(Records from a collection)
- - -
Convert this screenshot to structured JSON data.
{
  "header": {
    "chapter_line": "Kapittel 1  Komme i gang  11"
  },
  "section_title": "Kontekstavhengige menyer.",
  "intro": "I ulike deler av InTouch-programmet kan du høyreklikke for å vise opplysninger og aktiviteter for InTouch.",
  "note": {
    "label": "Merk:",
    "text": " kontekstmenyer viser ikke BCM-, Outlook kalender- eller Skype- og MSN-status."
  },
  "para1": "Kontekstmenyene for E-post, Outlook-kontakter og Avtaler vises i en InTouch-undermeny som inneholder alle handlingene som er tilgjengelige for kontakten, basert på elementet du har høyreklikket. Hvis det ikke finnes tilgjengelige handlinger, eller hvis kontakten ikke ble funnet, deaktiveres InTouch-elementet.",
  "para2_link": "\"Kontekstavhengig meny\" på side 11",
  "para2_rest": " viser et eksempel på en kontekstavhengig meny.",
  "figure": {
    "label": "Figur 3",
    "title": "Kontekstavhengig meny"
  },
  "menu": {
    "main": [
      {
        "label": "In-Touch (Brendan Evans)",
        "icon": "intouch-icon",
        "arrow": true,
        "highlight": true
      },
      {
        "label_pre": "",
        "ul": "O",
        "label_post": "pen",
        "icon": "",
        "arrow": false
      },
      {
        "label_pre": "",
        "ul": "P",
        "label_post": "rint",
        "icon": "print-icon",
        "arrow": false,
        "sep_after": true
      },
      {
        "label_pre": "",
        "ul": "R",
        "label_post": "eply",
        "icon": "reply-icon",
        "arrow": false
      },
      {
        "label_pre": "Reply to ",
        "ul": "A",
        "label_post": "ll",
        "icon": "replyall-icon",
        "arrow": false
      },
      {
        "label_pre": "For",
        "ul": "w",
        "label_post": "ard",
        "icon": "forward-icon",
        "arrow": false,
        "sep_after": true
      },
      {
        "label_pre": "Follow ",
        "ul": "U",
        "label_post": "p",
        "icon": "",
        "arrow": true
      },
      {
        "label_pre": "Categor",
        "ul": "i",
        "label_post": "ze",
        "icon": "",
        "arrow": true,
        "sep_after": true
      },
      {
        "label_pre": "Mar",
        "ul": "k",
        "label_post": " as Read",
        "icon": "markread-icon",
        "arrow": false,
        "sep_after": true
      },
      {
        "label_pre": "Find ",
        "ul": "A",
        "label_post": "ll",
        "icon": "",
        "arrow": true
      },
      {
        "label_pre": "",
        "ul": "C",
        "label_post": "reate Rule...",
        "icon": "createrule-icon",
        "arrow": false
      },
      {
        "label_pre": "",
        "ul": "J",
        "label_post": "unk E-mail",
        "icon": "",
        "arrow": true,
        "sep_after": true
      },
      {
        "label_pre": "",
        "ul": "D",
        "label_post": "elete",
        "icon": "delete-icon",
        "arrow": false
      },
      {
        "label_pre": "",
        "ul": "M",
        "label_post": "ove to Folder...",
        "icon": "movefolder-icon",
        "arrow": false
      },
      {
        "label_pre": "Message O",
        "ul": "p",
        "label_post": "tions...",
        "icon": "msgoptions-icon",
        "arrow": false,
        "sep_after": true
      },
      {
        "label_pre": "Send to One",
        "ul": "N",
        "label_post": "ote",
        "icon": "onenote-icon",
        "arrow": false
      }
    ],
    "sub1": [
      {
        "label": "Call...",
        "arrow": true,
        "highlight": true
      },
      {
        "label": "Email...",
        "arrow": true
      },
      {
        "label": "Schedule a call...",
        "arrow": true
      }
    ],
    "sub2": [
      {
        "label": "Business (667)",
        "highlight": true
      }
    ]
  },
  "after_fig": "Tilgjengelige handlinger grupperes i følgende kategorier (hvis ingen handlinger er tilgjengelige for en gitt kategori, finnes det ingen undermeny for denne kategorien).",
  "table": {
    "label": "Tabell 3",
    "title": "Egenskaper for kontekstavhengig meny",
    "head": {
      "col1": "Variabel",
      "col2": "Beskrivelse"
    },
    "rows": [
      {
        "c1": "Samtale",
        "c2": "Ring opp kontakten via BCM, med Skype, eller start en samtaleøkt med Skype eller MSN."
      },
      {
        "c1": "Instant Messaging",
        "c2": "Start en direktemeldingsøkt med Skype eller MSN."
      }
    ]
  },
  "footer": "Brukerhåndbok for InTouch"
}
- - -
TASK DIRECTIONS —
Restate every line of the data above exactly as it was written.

REPLY —
Convert this screenshot to structured JSON data.
{
  "header": {
    "chapter_line": "Kapittel 1  Komme i gang  11"
  },
  "section_title": "Kontekstavhengige menyer.",
  "intro": "I ulike deler av InTouch-programmet kan du høyreklikke for å vise opplysninger og aktiviteter for InTouch.",
  "note": {
    "label": "Merk:",
    "text": " kontekstmenyer viser ikke BCM-, Outlook kalender- eller Skype- og MSN-status."
  },
  "para1": "Kontekstmenyene for E-post, Outlook-kontakter og Avtaler vises i en InTouch-undermeny som inneholder alle handlingene som er tilgjengelige for kontakten, basert på elementet du har høyreklikket. Hvis det ikke finnes tilgjengelige handlinger, eller hvis kontakten ikke ble funnet, deaktiveres InTouch-elementet.",
  "para2_link": "\"Kontekstavhengig meny\" på side 11",
  "para2_rest": " viser et eksempel på en kontekstavhengig meny.",
  "figure": {
    "label": "Figur 3",
    "title": "Kontekstavhengig meny"
  },
  "menu": {
    "main": [
      {
        "label": "In-Touch (Brendan Evans)",
        "icon": "intouch-icon",
        "arrow": true,
        "highlight": true
      },
      {
        "label_pre": "",
        "ul": "O",
        "label_post": "pen",
        "icon": "",
        "arrow": false
      },
      {
        "label_pre": "",
        "ul": "P",
        "label_post": "rint",
        "icon": "print-icon",
        "arrow": false,
        "sep_after": true
      },
      {
        "label_pre": "",
        "ul": "R",
        "label_post": "eply",
        "icon": "reply-icon",
        "arrow": false
      },
      {
        "label_pre": "Reply to ",
        "ul": "A",
        "label_post": "ll",
        "icon": "replyall-icon",
        "arrow": false
      },
      {
        "label_pre": "For",
        "ul": "w",
        "label_post": "ard",
        "icon": "forward-icon",
        "arrow": false,
        "sep_after": true
      },
      {
        "label_pre": "Follow ",
        "ul": "U",
        "label_post": "p",
        "icon": "",
        "arrow": true
      },
      {
        "label_pre": "Categor",
        "ul": "i",
        "label_post": "ze",
        "icon": "",
        "arrow": true,
        "sep_after": true
      },
      {
        "label_pre": "Mar",
        "ul": "k",
        "label_post": " as Read",
        "icon": "markread-icon",
        "arrow": false,
        "sep_after": true
      },
      {
        "label_pre": "Find ",
        "ul": "A",
        "label_post": "ll",
        "icon": "",
        "arrow": true
      },
      {
        "label_pre": "",
        "ul": "C",
        "label_post": "reate Rule...",
        "icon": "createrule-icon",
        "arrow": false
      },
      {
        "label_pre": "",
        "ul": "J",
        "label_post": "unk E-mail",
        "icon": "",
        "arrow": true,
        "sep_after": true
      },
      {
        "label_pre": "",
        "ul": "D",
        "label_post": "elete",
        "icon": "delete-icon",
        "arrow": false
      },
      {
        "label_pre": "",
        "ul": "M",
        "label_post": "ove to Folder...",
        "icon": "movefolder-icon",
        "arrow": false
      },
      {
        "label_pre": "Message O",
        "ul": "p",
        "label_post": "tions...",
        "icon": "msgoptions-icon",
        "arrow": false,
        "sep_after": true
      },
      {
        "label_pre": "Send to One",
        "ul": "N",
        "label_post": "ote",
        "icon": "onenote-icon",
        "arrow": false
      }
    ],
    "sub1": [
      {
        "label": "Call...",
        "arrow": true,
        "highlight": true
      },
      {
        "label": "Email...",
        "arrow": true
      },
      {
        "label": "Schedule a call...",
        "arrow": true
      }
    ],
    "sub2": [
      {
        "label": "Business (667)",
        "highlight": true
      }
    ]
  },
  "after_fig": "Tilgjengelige handlinger grupperes i følgende kategorier (hvis ingen handlinger er tilgjengelige for en gitt kategori, finnes det ingen undermeny for denne kategorien).",
  "table": {
    "label": "Tabell 3",
    "title": "Egenskaper for kontekstavhengig meny",
    "head": {
      "col1": "Variabel",
      "col2": "Beskrivelse"
    },
    "rows": [
      {
        "c1": "Samtale",
        "c2": "Ring opp kontakten via BCM, med Skype, eller start en samtaleøkt med Skype eller MSN."
      },
      {
        "c1": "Instant Messaging",
        "c2": "Start en direktemeldingsøkt med Skype eller MSN."
      }
    ]
  },
  "footer": "Brukerhåndbok for InTouch"
}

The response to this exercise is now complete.